Record Type: RIE
Publication Date: 2001-May-23
Understanding Differences in Black and White Child Poverty Rates. A Report of the Heritage Center for Data Analysis.
Rector, Robert; Johnson, Kirk A.; Fagan, Patrick F.

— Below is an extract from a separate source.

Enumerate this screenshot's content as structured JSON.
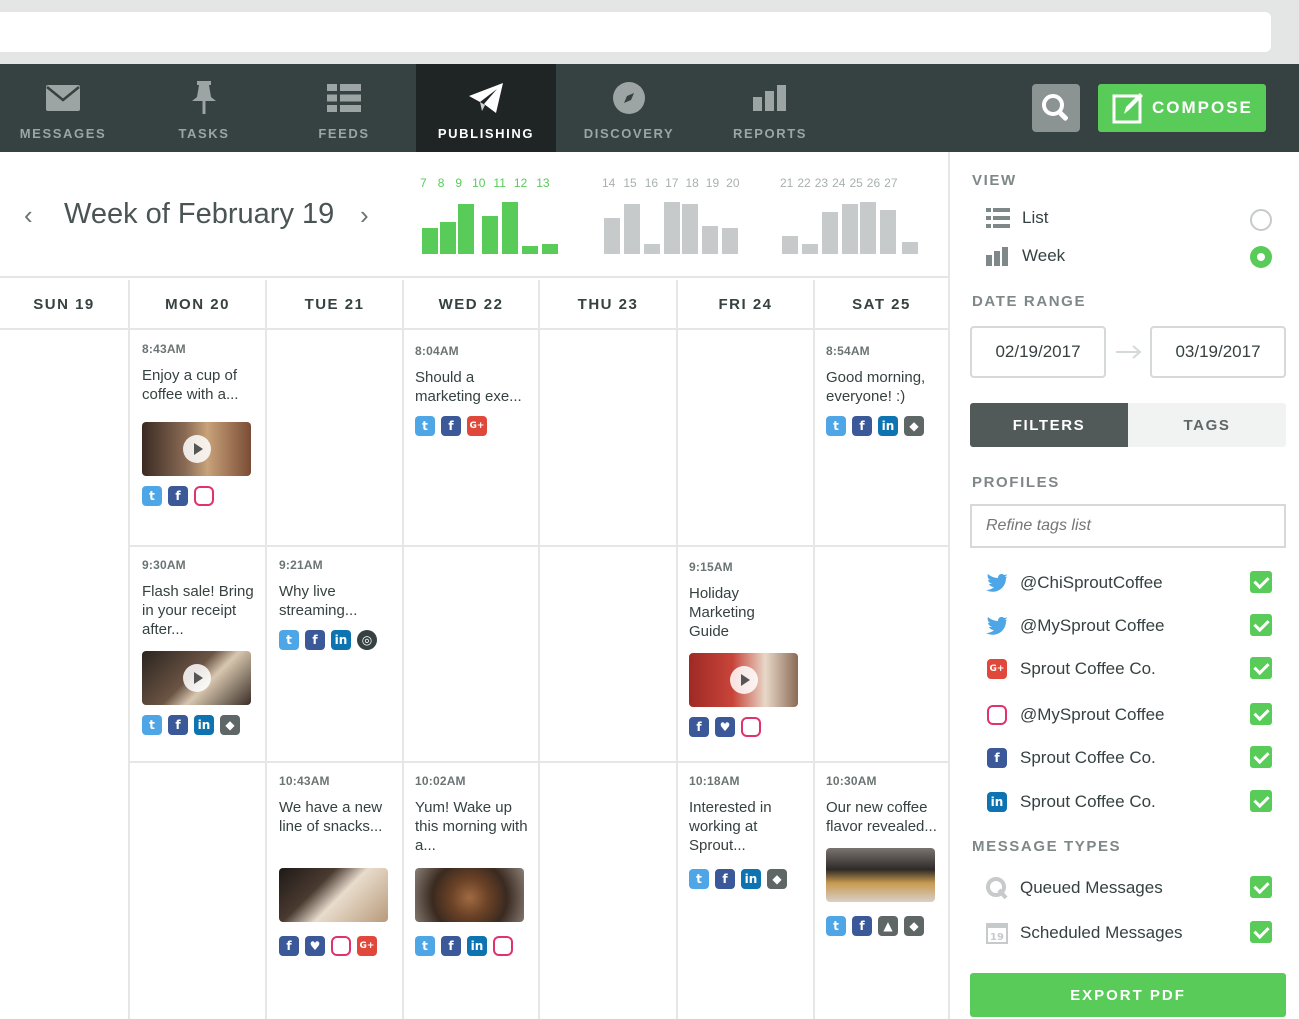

This study uses National Longitudinal Survey of Youth (NLSY) data to analyze differences in black and white child poverty. The NLSY documents family income and underlying conditions such as employment, educational attainment, welfare use, and marriage or divorce. This analysis examines: time in poverty, time on welfare, time in a single parent home, mother's math and verbal skill level, number of children born to the child's mother, mother's age at first birth, regional variables, rural residence, and racial group. Results indicate that welfare dependence and single parenthood are the major underlying factors producing child poverty. Increases in time on welfare, time in a single parent family, and number of siblings lead to increases in a child's time in poverty. Increases in a mother's math and verbal skills lead to decreases in a child's time in poverty. Race per se is not a significant factor in directly increasing child poverty. Black children have the same poverty rate as white children who are raised in similar circumstances. However, black children are more likely to be poor than white children primarily because they are more likely to live in single parent homes and be on welfare. Technical specifications are appended. (SM)
Descriptors: Blacks, Educational Attainment, Low Income Groups, Mothers, One Parent Family, Place of Residence, Poverty, Racial Differences, Racial Discrimination, Welfare Recipients, Whites
Heritage Foundation, 214 Massachusetts Avenue, N.E., Washington, DC 20002-4999. Tel: 202-546-4400; Web site: http://www.heritage.org.
Publication Type: Numerical/Quantitative Data; Reports - Evaluative
Education Level: N/A
Authoring Institution: Heritage Foundation, Washington, DC. Center for Data Analysis.